### Records from a collection

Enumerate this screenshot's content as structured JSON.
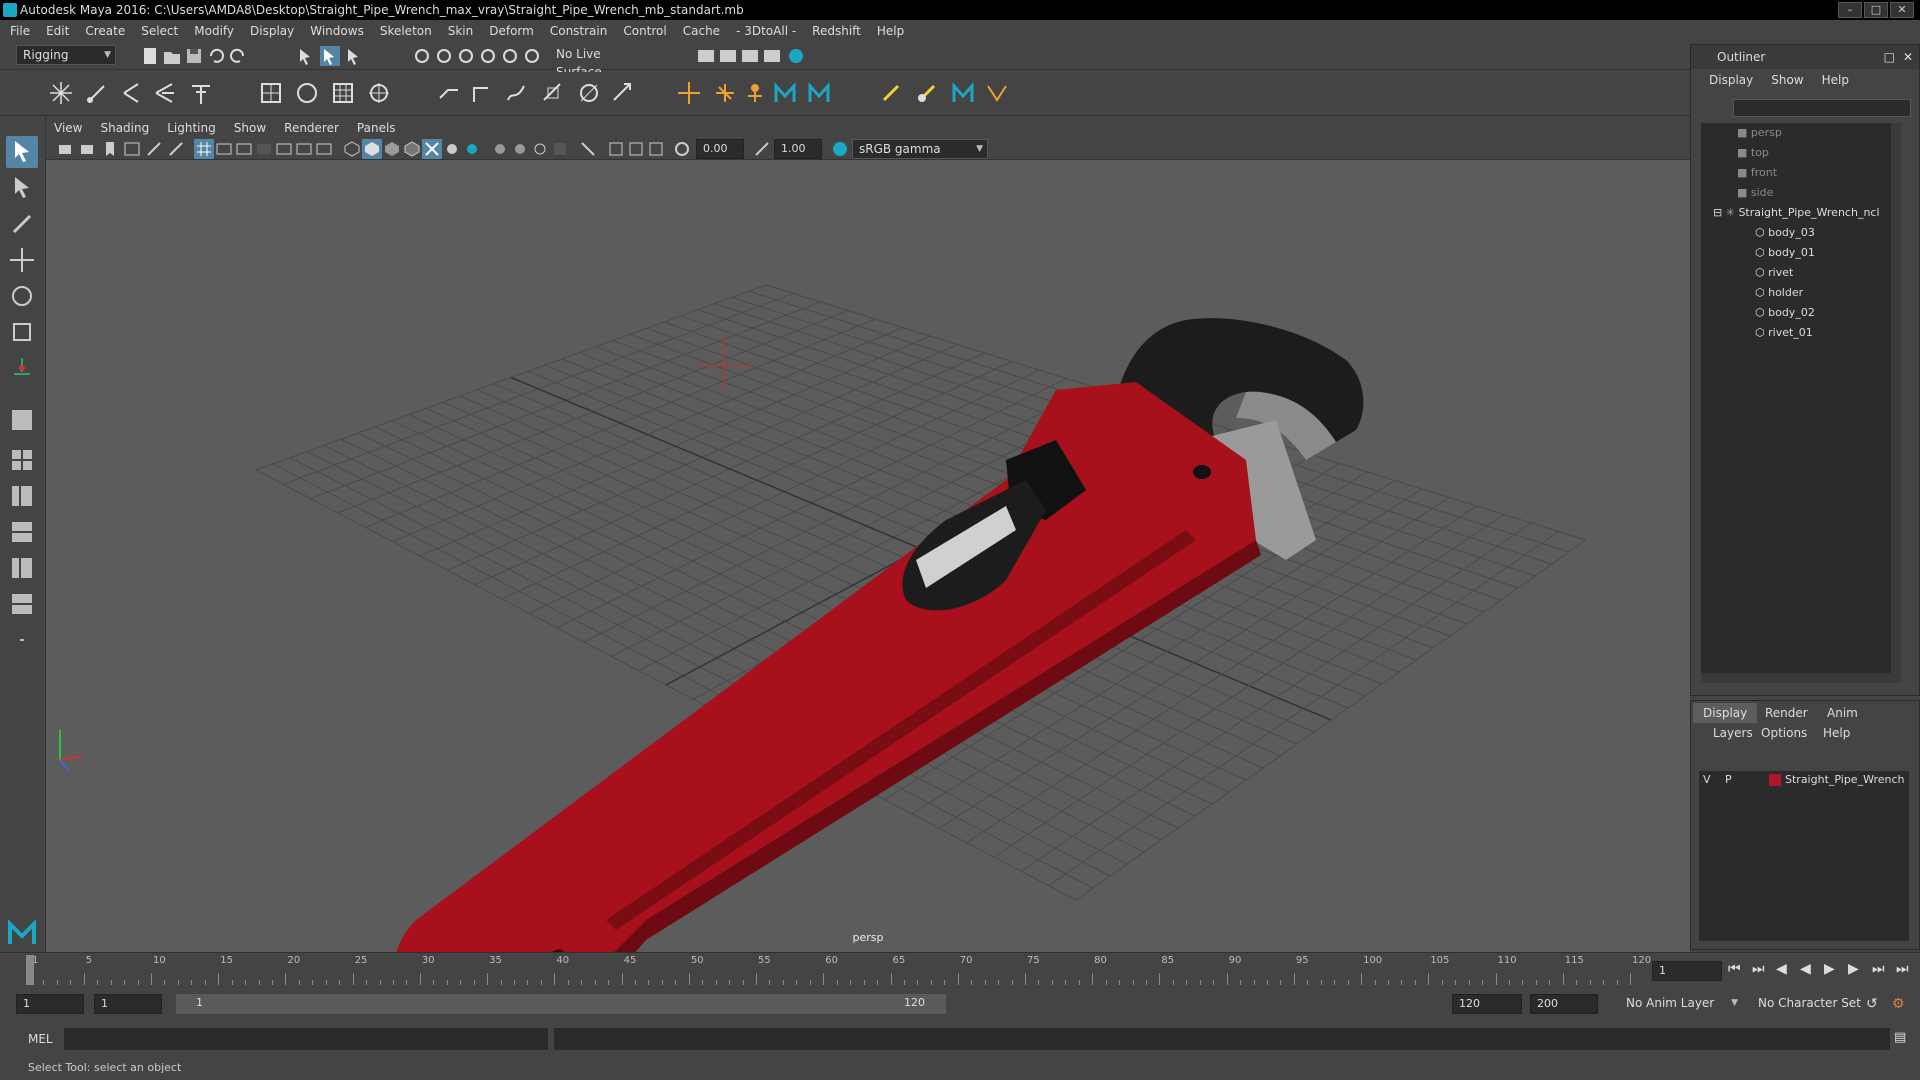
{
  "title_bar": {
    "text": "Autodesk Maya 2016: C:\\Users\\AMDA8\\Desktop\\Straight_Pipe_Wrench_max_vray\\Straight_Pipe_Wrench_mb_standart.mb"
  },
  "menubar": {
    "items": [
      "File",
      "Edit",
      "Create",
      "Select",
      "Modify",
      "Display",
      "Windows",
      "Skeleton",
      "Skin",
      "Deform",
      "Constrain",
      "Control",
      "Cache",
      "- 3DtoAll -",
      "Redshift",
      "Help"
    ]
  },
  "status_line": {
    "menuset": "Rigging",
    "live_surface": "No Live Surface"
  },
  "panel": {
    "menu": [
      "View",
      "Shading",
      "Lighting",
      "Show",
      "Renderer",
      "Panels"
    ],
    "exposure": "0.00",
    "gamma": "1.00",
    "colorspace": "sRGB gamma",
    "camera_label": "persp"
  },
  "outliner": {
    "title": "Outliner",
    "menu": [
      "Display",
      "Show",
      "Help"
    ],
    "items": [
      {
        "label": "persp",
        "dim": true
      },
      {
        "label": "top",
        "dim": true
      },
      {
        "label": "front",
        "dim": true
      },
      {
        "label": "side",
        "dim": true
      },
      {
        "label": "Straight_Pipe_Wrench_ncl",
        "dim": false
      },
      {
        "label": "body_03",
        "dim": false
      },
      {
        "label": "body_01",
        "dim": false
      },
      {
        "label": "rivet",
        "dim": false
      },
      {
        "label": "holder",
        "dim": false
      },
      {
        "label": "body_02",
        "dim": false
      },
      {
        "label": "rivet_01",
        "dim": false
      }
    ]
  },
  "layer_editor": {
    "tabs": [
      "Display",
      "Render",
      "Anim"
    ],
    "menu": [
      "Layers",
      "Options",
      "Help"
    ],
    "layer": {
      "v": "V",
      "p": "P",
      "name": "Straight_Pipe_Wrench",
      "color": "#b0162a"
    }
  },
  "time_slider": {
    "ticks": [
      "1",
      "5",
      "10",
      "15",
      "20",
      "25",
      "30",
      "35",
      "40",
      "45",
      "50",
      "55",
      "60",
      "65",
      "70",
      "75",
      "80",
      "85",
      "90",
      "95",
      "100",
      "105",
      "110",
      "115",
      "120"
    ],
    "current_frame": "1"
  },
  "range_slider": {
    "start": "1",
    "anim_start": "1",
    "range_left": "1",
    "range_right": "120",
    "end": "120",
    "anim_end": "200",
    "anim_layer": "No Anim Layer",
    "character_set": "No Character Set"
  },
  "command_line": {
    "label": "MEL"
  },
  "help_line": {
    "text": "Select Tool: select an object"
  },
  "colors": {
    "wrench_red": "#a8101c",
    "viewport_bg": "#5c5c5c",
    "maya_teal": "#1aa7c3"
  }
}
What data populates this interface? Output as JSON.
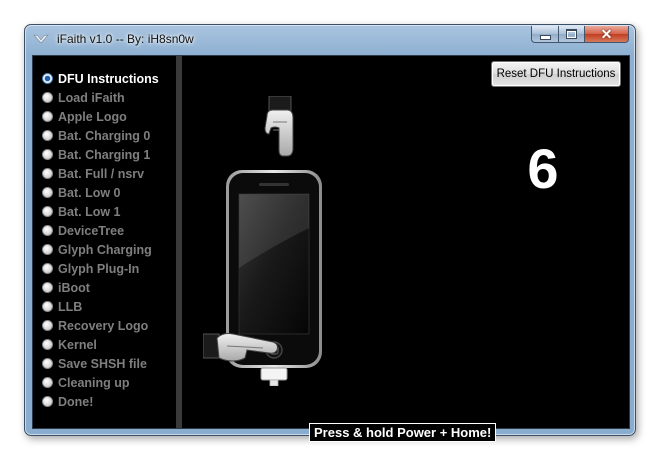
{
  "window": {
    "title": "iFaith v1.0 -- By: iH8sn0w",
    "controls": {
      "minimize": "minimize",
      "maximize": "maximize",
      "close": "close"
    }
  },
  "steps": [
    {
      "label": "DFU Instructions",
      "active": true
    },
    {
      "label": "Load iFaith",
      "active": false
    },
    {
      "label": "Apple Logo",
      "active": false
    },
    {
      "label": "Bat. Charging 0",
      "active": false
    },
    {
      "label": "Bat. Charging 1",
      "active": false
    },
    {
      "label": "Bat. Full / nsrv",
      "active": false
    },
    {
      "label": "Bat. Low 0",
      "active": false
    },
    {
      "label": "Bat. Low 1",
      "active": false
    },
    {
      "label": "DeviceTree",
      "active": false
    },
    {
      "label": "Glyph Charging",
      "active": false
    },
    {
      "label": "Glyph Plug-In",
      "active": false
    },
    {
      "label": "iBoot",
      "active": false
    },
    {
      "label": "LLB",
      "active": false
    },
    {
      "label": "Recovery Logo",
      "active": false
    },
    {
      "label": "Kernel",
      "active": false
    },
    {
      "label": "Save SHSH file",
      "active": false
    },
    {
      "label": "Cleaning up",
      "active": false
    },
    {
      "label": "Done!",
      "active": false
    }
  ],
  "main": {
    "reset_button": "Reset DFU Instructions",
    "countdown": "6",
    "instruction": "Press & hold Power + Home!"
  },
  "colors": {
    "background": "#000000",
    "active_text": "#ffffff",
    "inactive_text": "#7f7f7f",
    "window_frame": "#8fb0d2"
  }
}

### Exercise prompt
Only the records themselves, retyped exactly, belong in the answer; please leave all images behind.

### Exercise result
Enumerate this screenshot's content as structured JSON.
{
  "title_bar": {
    "text": "Autodesk Maya 2016: C:\\Users\\AMDA8\\Desktop\\Straight_Pipe_Wrench_max_vray\\Straight_Pipe_Wrench_mb_standart.mb"
  },
  "menubar": {
    "items": [
      "File",
      "Edit",
      "Create",
      "Select",
      "Modify",
      "Display",
      "Windows",
      "Skeleton",
      "Skin",
      "Deform",
      "Constrain",
      "Control",
      "Cache",
      "- 3DtoAll -",
      "Redshift",
      "Help"
    ]
  },
  "status_line": {
    "menuset": "Rigging",
    "live_surface": "No Live Surface"
  },
  "panel": {
    "menu": [
      "View",
      "Shading",
      "Lighting",
      "Show",
      "Renderer",
      "Panels"
    ],
    "exposure": "0.00",
    "gamma": "1.00",
    "colorspace": "sRGB gamma",
    "camera_label": "persp"
  },
  "outliner": {
    "title": "Outliner",
    "menu": [
      "Display",
      "Show",
      "Help"
    ],
    "items": [
      {
        "label": "persp",
        "dim": true
      },
      {
        "label": "top",
        "dim": true
      },
      {
        "label": "front",
        "dim": true
      },
      {
        "label": "side",
        "dim": true
      },
      {
        "label": "Straight_Pipe_Wrench_ncl",
        "dim": false
      },
      {
        "label": "body_03",
        "dim": false
      },
      {
        "label": "body_01",
        "dim": false
      },
      {
        "label": "rivet",
        "dim": false
      },
      {
        "label": "holder",
        "dim": false
      },
      {
        "label": "body_02",
        "dim": false
      },
      {
        "label": "rivet_01",
        "dim": false
      }
    ]
  },
  "layer_editor": {
    "tabs": [
      "Display",
      "Render",
      "Anim"
    ],
    "menu": [
      "Layers",
      "Options",
      "Help"
    ],
    "layer": {
      "v": "V",
      "p": "P",
      "name": "Straight_Pipe_Wrench",
      "color": "#b0162a"
    }
  },
  "time_slider": {
    "ticks": [
      "1",
      "5",
      "10",
      "15",
      "20",
      "25",
      "30",
      "35",
      "40",
      "45",
      "50",
      "55",
      "60",
      "65",
      "70",
      "75",
      "80",
      "85",
      "90",
      "95",
      "100",
      "105",
      "110",
      "115",
      "120"
    ],
    "current_frame": "1"
  },
  "range_slider": {
    "start": "1",
    "anim_start": "1",
    "range_left": "1",
    "range_right": "120",
    "end": "120",
    "anim_end": "200",
    "anim_layer": "No Anim Layer",
    "character_set": "No Character Set"
  },
  "command_line": {
    "label": "MEL"
  },
  "help_line": {
    "text": "Select Tool: select an object"
  },
  "colors": {
    "wrench_red": "#a8101c",
    "viewport_bg": "#5c5c5c",
    "maya_teal": "#1aa7c3"
  }
}
What data populates this interface? Output as JSON.
{
  "window": {
    "title": "iFaith v1.0 -- By: iH8sn0w",
    "controls": {
      "minimize": "minimize",
      "maximize": "maximize",
      "close": "close"
    }
  },
  "steps": [
    {
      "label": "DFU Instructions",
      "active": true
    },
    {
      "label": "Load iFaith",
      "active": false
    },
    {
      "label": "Apple Logo",
      "active": false
    },
    {
      "label": "Bat. Charging 0",
      "active": false
    },
    {
      "label": "Bat. Charging 1",
      "active": false
    },
    {
      "label": "Bat. Full / nsrv",
      "active": false
    },
    {
      "label": "Bat. Low 0",
      "active": false
    },
    {
      "label": "Bat. Low 1",
      "active": false
    },
    {
      "label": "DeviceTree",
      "active": false
    },
    {
      "label": "Glyph Charging",
      "active": false
    },
    {
      "label": "Glyph Plug-In",
      "active": false
    },
    {
      "label": "iBoot",
      "active": false
    },
    {
      "label": "LLB",
      "active": false
    },
    {
      "label": "Recovery Logo",
      "active": false
    },
    {
      "label": "Kernel",
      "active": false
    },
    {
      "label": "Save SHSH file",
      "active": false
    },
    {
      "label": "Cleaning up",
      "active": false
    },
    {
      "label": "Done!",
      "active": false
    }
  ],
  "main": {
    "reset_button": "Reset DFU Instructions",
    "countdown": "6",
    "instruction": "Press & hold Power + Home!"
  },
  "colors": {
    "background": "#000000",
    "active_text": "#ffffff",
    "inactive_text": "#7f7f7f",
    "window_frame": "#8fb0d2"
  }
}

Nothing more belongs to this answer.